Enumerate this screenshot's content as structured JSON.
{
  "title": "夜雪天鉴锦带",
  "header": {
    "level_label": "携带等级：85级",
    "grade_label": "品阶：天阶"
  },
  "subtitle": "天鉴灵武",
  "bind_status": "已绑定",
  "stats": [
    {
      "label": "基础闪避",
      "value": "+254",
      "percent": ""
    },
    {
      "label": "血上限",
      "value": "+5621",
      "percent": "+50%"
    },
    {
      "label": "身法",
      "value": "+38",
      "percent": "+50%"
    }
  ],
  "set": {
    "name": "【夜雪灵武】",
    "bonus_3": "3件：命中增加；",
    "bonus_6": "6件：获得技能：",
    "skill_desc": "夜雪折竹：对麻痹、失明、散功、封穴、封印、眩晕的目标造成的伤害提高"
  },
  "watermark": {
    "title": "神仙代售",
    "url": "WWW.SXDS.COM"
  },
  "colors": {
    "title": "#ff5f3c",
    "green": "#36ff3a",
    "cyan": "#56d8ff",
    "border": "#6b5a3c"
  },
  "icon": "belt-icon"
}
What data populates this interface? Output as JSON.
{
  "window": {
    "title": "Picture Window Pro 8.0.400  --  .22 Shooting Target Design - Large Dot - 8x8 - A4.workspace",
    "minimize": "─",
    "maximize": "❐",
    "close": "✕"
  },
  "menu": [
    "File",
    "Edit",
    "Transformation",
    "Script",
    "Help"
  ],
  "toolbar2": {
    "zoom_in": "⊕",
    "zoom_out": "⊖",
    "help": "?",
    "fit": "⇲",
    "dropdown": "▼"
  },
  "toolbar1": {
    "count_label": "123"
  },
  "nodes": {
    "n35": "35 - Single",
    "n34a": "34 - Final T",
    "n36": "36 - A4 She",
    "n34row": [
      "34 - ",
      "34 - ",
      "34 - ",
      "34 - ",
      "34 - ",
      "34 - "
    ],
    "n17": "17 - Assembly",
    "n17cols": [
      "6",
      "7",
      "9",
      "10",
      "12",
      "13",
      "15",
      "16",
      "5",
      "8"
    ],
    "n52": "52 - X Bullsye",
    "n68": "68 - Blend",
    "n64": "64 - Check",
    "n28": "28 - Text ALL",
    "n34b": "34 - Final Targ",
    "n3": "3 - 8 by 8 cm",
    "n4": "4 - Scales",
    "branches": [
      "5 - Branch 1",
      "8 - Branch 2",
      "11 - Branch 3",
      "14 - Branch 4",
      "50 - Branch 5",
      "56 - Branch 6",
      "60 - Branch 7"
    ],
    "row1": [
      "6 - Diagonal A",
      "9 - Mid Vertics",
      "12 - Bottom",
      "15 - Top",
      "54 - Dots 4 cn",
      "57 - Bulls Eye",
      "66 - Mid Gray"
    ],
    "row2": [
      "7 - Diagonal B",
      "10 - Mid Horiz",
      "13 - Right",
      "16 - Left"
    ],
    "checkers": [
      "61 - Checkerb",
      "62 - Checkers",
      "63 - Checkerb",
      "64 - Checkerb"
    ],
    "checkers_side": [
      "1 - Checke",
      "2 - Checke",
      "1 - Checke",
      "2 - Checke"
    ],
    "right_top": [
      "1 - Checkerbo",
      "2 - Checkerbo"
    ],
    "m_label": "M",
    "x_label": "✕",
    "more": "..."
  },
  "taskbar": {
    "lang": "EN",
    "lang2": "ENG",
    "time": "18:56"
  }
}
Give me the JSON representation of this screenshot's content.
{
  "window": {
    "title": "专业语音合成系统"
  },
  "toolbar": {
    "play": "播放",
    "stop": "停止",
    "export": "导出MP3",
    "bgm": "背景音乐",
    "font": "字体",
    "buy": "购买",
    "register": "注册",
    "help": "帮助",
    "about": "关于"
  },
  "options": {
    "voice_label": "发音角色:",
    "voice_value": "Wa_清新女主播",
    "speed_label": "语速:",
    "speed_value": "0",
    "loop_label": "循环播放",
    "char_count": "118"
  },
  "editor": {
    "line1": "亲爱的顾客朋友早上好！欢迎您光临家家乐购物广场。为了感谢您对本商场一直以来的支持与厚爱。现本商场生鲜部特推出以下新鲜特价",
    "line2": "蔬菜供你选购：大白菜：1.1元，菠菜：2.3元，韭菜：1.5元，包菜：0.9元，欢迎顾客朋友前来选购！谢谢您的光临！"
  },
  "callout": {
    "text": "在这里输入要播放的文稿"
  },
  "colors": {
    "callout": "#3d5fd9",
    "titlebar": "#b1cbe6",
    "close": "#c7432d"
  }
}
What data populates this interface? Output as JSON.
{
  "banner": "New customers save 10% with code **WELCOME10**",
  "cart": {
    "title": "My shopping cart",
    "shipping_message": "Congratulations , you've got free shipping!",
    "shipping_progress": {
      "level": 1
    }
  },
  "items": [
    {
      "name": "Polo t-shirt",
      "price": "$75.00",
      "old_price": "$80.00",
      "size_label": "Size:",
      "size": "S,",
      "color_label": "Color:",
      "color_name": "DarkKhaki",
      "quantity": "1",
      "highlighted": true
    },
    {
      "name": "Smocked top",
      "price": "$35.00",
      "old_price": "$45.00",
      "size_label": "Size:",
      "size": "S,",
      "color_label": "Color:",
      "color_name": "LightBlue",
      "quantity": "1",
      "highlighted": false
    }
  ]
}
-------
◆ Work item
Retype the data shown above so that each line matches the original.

◆ Response box
Enumerate this screenshot's content as structured JSON.
{
  "title": "夜雪天鉴锦带",
  "header": {
    "level_label": "携带等级：85级",
    "grade_label": "品阶：天阶"
  },
  "subtitle": "天鉴灵武",
  "bind_status": "已绑定",
  "stats": [
    {
      "label": "基础闪避",
      "value": "+254",
      "percent": ""
    },
    {
      "label": "血上限",
      "value": "+5621",
      "percent": "+50%"
    },
    {
      "label": "身法",
      "value": "+38",
      "percent": "+50%"
    }
  ],
  "set": {
    "name": "【夜雪灵武】",
    "bonus_3": "3件：命中增加；",
    "bonus_6": "6件：获得技能：",
    "skill_desc": "夜雪折竹：对麻痹、失明、散功、封穴、封印、眩晕的目标造成的伤害提高"
  },
  "watermark": {
    "title": "神仙代售",
    "url": "WWW.SXDS.COM"
  },
  "colors": {
    "title": "#ff5f3c",
    "green": "#36ff3a",
    "cyan": "#56d8ff",
    "border": "#6b5a3c"
  },
  "icon": "belt-icon"
}
What data populates this interface? Output as JSON.
{
  "window": {
    "title": "Picture Window Pro 8.0.400  --  .22 Shooting Target Design - Large Dot - 8x8 - A4.workspace",
    "minimize": "─",
    "maximize": "❐",
    "close": "✕"
  },
  "menu": [
    "File",
    "Edit",
    "Transformation",
    "Script",
    "Help"
  ],
  "toolbar2": {
    "zoom_in": "⊕",
    "zoom_out": "⊖",
    "help": "?",
    "fit": "⇲",
    "dropdown": "▼"
  },
  "toolbar1": {
    "count_label": "123"
  },
  "nodes": {
    "n35": "35 - Single",
    "n34a": "34 - Final T",
    "n36": "36 - A4 She",
    "n34row": [
      "34 - ",
      "34 - ",
      "34 - ",
      "34 - ",
      "34 - ",
      "34 - "
    ],
    "n17": "17 - Assembly",
    "n17cols": [
      "6",
      "7",
      "9",
      "10",
      "12",
      "13",
      "15",
      "16",
      "5",
      "8"
    ],
    "n52": "52 - X Bullsye",
    "n68": "68 - Blend",
    "n64": "64 - Check",
    "n28": "28 - Text ALL",
    "n34b": "34 - Final Targ",
    "n3": "3 - 8 by 8 cm",
    "n4": "4 - Scales",
    "branches": [
      "5 - Branch 1",
      "8 - Branch 2",
      "11 - Branch 3",
      "14 - Branch 4",
      "50 - Branch 5",
      "56 - Branch 6",
      "60 - Branch 7"
    ],
    "row1": [
      "6 - Diagonal A",
      "9 - Mid Vertics",
      "12 - Bottom",
      "15 - Top",
      "54 - Dots 4 cn",
      "57 - Bulls Eye",
      "66 - Mid Gray"
    ],
    "row2": [
      "7 - Diagonal B",
      "10 - Mid Horiz",
      "13 - Right",
      "16 - Left"
    ],
    "checkers": [
      "61 - Checkerb",
      "62 - Checkers",
      "63 - Checkerb",
      "64 - Checkerb"
    ],
    "checkers_side": [
      "1 - Checke",
      "2 - Checke",
      "1 - Checke",
      "2 - Checke"
    ],
    "right_top": [
      "1 - Checkerbo",
      "2 - Checkerbo"
    ],
    "m_label": "M",
    "x_label": "✕",
    "more": "..."
  },
  "taskbar": {
    "lang": "EN",
    "lang2": "ENG",
    "time": "18:56"
  }
}
Give me the JSON representation of this screenshot's content.
{
  "window": {
    "title": "专业语音合成系统"
  },
  "toolbar": {
    "play": "播放",
    "stop": "停止",
    "export": "导出MP3",
    "bgm": "背景音乐",
    "font": "字体",
    "buy": "购买",
    "register": "注册",
    "help": "帮助",
    "about": "关于"
  },
  "options": {
    "voice_label": "发音角色:",
    "voice_value": "Wa_清新女主播",
    "speed_label": "语速:",
    "speed_value": "0",
    "loop_label": "循环播放",
    "char_count": "118"
  },
  "editor": {
    "line1": "亲爱的顾客朋友早上好！欢迎您光临家家乐购物广场。为了感谢您对本商场一直以来的支持与厚爱。现本商场生鲜部特推出以下新鲜特价",
    "line2": "蔬菜供你选购：大白菜：1.1元，菠菜：2.3元，韭菜：1.5元，包菜：0.9元，欢迎顾客朋友前来选购！谢谢您的光临！"
  },
  "callout": {
    "text": "在这里输入要播放的文稿"
  },
  "colors": {
    "callout": "#3d5fd9",
    "titlebar": "#b1cbe6",
    "close": "#c7432d"
  }
}
What data populates this interface? Output as JSON.
{
  "banner": "New customers save 10% with code **WELCOME10**",
  "cart": {
    "title": "My shopping cart",
    "shipping_message": "Congratulations , you've got free shipping!",
    "shipping_progress": {
      "level": 1
    }
  },
  "items": [
    {
      "name": "Polo t-shirt",
      "price": "$75.00",
      "old_price": "$80.00",
      "size_label": "Size:",
      "size": "S,",
      "color_label": "Color:",
      "color_name": "DarkKhaki",
      "quantity": "1",
      "highlighted": true
    },
    {
      "name": "Smocked top",
      "price": "$35.00",
      "old_price": "$45.00",
      "size_label": "Size:",
      "size": "S,",
      "color_label": "Color:",
      "color_name": "LightBlue",
      "quantity": "1",
      "highlighted": false
    }
  ]
}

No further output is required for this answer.